*What to do*: Would you retype each of the records exactly as shown?

Entries taken from a collection
────

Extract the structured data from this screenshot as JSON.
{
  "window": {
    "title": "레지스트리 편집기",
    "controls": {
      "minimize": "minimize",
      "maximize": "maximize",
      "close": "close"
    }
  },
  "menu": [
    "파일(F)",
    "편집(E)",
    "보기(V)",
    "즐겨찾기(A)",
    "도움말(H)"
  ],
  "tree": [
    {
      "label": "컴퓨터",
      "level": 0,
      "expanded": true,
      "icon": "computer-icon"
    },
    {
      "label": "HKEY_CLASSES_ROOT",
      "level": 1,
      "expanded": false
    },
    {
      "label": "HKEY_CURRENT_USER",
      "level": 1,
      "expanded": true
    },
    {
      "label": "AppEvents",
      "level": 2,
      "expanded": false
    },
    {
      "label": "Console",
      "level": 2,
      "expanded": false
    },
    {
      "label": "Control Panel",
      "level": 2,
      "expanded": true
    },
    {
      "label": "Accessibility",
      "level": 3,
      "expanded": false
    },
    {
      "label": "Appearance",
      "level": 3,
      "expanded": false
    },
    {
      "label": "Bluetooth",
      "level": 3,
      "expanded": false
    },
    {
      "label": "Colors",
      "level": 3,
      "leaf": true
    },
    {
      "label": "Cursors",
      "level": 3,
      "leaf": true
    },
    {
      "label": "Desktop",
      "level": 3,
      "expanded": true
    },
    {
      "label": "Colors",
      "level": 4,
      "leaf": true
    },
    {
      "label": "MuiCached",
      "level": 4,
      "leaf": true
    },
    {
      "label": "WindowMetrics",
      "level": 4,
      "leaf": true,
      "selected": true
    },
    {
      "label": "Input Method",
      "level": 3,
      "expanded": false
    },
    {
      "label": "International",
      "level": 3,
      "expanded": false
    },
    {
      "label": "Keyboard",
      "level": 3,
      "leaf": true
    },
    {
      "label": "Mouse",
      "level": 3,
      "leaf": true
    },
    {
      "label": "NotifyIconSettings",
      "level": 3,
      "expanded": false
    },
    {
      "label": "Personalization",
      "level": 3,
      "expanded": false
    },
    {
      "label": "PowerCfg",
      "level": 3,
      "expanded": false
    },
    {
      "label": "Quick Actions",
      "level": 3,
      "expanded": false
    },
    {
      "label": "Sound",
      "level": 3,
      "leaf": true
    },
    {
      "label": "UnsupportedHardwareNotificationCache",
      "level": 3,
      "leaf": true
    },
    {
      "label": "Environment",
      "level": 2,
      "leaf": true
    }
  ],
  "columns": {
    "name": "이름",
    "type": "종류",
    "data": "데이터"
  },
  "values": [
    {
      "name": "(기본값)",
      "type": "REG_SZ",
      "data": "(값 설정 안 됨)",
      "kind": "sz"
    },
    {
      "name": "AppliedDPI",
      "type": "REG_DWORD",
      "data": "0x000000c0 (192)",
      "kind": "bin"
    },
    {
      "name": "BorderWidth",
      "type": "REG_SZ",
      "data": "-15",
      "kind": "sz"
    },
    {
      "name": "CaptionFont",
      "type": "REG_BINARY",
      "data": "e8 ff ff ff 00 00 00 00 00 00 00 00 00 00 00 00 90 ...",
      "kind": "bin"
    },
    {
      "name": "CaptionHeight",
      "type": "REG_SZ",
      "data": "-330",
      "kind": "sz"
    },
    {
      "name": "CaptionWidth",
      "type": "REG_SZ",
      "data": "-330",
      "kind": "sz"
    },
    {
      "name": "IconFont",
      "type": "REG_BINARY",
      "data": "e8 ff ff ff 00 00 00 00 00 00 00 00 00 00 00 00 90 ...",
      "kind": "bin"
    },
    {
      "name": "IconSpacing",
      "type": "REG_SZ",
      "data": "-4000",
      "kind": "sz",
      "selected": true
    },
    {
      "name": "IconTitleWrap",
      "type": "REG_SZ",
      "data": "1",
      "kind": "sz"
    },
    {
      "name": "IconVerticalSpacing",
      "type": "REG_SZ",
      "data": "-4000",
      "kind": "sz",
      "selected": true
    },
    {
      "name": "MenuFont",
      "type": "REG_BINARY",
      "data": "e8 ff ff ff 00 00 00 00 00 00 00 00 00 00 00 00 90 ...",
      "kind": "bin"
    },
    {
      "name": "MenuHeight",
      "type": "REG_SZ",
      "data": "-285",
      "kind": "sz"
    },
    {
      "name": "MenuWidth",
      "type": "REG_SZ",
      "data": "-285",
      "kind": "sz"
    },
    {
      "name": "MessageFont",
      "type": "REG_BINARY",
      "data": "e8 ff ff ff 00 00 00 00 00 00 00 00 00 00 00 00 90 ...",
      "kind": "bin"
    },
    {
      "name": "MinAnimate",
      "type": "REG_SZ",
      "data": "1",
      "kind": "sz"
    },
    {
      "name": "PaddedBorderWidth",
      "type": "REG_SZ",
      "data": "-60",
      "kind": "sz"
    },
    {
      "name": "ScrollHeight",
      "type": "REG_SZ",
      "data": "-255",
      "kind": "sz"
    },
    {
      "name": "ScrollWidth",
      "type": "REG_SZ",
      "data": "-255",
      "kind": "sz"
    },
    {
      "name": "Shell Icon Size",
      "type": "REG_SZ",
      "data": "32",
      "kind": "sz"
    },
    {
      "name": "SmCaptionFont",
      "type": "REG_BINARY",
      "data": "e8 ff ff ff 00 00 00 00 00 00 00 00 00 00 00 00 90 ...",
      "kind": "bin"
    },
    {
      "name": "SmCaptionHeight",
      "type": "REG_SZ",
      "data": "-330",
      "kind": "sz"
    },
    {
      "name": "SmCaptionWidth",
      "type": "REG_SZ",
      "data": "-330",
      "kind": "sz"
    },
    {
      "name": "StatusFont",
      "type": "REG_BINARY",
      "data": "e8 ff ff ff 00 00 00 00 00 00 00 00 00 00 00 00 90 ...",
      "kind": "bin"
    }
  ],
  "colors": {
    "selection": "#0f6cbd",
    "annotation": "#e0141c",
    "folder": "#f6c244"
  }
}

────

*Written reply*:
Extract the structured data from this screenshot as JSON.
{
  "window": {
    "title": "레지스트리 편집기",
    "controls": {
      "minimize": "minimize",
      "maximize": "maximize",
      "close": "close"
    }
  },
  "menu": [
    "파일(F)",
    "편집(E)",
    "보기(V)",
    "즐겨찾기(A)",
    "도움말(H)"
  ],
  "tree": [
    {
      "label": "컴퓨터",
      "level": 0,
      "expanded": true,
      "icon": "computer-icon"
    },
    {
      "label": "HKEY_CLASSES_ROOT",
      "level": 1,
      "expanded": false
    },
    {
      "label": "HKEY_CURRENT_USER",
      "level": 1,
      "expanded": true
    },
    {
      "label": "AppEvents",
      "level": 2,
      "expanded": false
    },
    {
      "label": "Console",
      "level": 2,
      "expanded": false
    },
    {
      "label": "Control Panel",
      "level": 2,
      "expanded": true
    },
    {
      "label": "Accessibility",
      "level": 3,
      "expanded": false
    },
    {
      "label": "Appearance",
      "level": 3,
      "expanded": false
    },
    {
      "label": "Bluetooth",
      "level": 3,
      "expanded": false
    },
    {
      "label": "Colors",
      "level": 3,
      "leaf": true
    },
    {
      "label": "Cursors",
      "level": 3,
      "leaf": true
    },
    {
      "label": "Desktop",
      "level": 3,
      "expanded": true
    },
    {
      "label": "Colors",
      "level": 4,
      "leaf": true
    },
    {
      "label": "MuiCached",
      "level": 4,
      "leaf": true
    },
    {
      "label": "WindowMetrics",
      "level": 4,
      "leaf": true,
      "selected": true
    },
    {
      "label": "Input Method",
      "level": 3,
      "expanded": false
    },
    {
      "label": "International",
      "level": 3,
      "expanded": false
    },
    {
      "label": "Keyboard",
      "level": 3,
      "leaf": true
    },
    {
      "label": "Mouse",
      "level": 3,
      "leaf": true
    },
    {
      "label": "NotifyIconSettings",
      "level": 3,
      "expanded": false
    },
    {
      "label": "Personalization",
      "level": 3,
      "expanded": false
    },
    {
      "label": "PowerCfg",
      "level": 3,
      "expanded": false
    },
    {
      "label": "Quick Actions",
      "level": 3,
      "expanded": false
    },
    {
      "label": "Sound",
      "level": 3,
      "leaf": true
    },
    {
      "label": "UnsupportedHardwareNotificationCache",
      "level": 3,
      "leaf": true
    },
    {
      "label": "Environment",
      "level": 2,
      "leaf": true
    }
  ],
  "columns": {
    "name": "이름",
    "type": "종류",
    "data": "데이터"
  },
  "values": [
    {
      "name": "(기본값)",
      "type": "REG_SZ",
      "data": "(값 설정 안 됨)",
      "kind": "sz"
    },
    {
      "name": "AppliedDPI",
      "type": "REG_DWORD",
      "data": "0x000000c0 (192)",
      "kind": "bin"
    },
    {
      "name": "BorderWidth",
      "type": "REG_SZ",
      "data": "-15",
      "kind": "sz"
    },
    {
      "name": "CaptionFont",
      "type": "REG_BINARY",
      "data": "e8 ff ff ff 00 00 00 00 00 00 00 00 00 00 00 00 90 ...",
      "kind": "bin"
    },
    {
      "name": "CaptionHeight",
      "type": "REG_SZ",
      "data": "-330",
      "kind": "sz"
    },
    {
      "name": "CaptionWidth",
      "type": "REG_SZ",
      "data": "-330",
      "kind": "sz"
    },
    {
      "name": "IconFont",
      "type": "REG_BINARY",
      "data": "e8 ff ff ff 00 00 00 00 00 00 00 00 00 00 00 00 90 ...",
      "kind": "bin"
    },
    {
      "name": "IconSpacing",
      "type": "REG_SZ",
      "data": "-4000",
      "kind": "sz",
      "selected": true
    },
    {
      "name": "IconTitleWrap",
      "type": "REG_SZ",
      "data": "1",
      "kind": "sz"
    },
    {
      "name": "IconVerticalSpacing",
      "type": "REG_SZ",
      "data": "-4000",
      "kind": "sz",
      "selected": true
    },
    {
      "name": "MenuFont",
      "type": "REG_BINARY",
      "data": "e8 ff ff ff 00 00 00 00 00 00 00 00 00 00 00 00 90 ...",
      "kind": "bin"
    },
    {
      "name": "MenuHeight",
      "type": "REG_SZ",
      "data": "-285",
      "kind": "sz"
    },
    {
      "name": "MenuWidth",
      "type": "REG_SZ",
      "data": "-285",
      "kind": "sz"
    },
    {
      "name": "MessageFont",
      "type": "REG_BINARY",
      "data": "e8 ff ff ff 00 00 00 00 00 00 00 00 00 00 00 00 90 ...",
      "kind": "bin"
    },
    {
      "name": "MinAnimate",
      "type": "REG_SZ",
      "data": "1",
      "kind": "sz"
    },
    {
      "name": "PaddedBorderWidth",
      "type": "REG_SZ",
      "data": "-60",
      "kind": "sz"
    },
    {
      "name": "ScrollHeight",
      "type": "REG_SZ",
      "data": "-255",
      "kind": "sz"
    },
    {
      "name": "ScrollWidth",
      "type": "REG_SZ",
      "data": "-255",
      "kind": "sz"
    },
    {
      "name": "Shell Icon Size",
      "type": "REG_SZ",
      "data": "32",
      "kind": "sz"
    },
    {
      "name": "SmCaptionFont",
      "type": "REG_BINARY",
      "data": "e8 ff ff ff 00 00 00 00 00 00 00 00 00 00 00 00 90 ...",
      "kind": "bin"
    },
    {
      "name": "SmCaptionHeight",
      "type": "REG_SZ",
      "data": "-330",
      "kind": "sz"
    },
    {
      "name": "SmCaptionWidth",
      "type": "REG_SZ",
      "data": "-330",
      "kind": "sz"
    },
    {
      "name": "StatusFont",
      "type": "REG_BINARY",
      "data": "e8 ff ff ff 00 00 00 00 00 00 00 00 00 00 00 00 90 ...",
      "kind": "bin"
    }
  ],
  "colors": {
    "selection": "#0f6cbd",
    "annotation": "#e0141c",
    "folder": "#f6c244"
  }
}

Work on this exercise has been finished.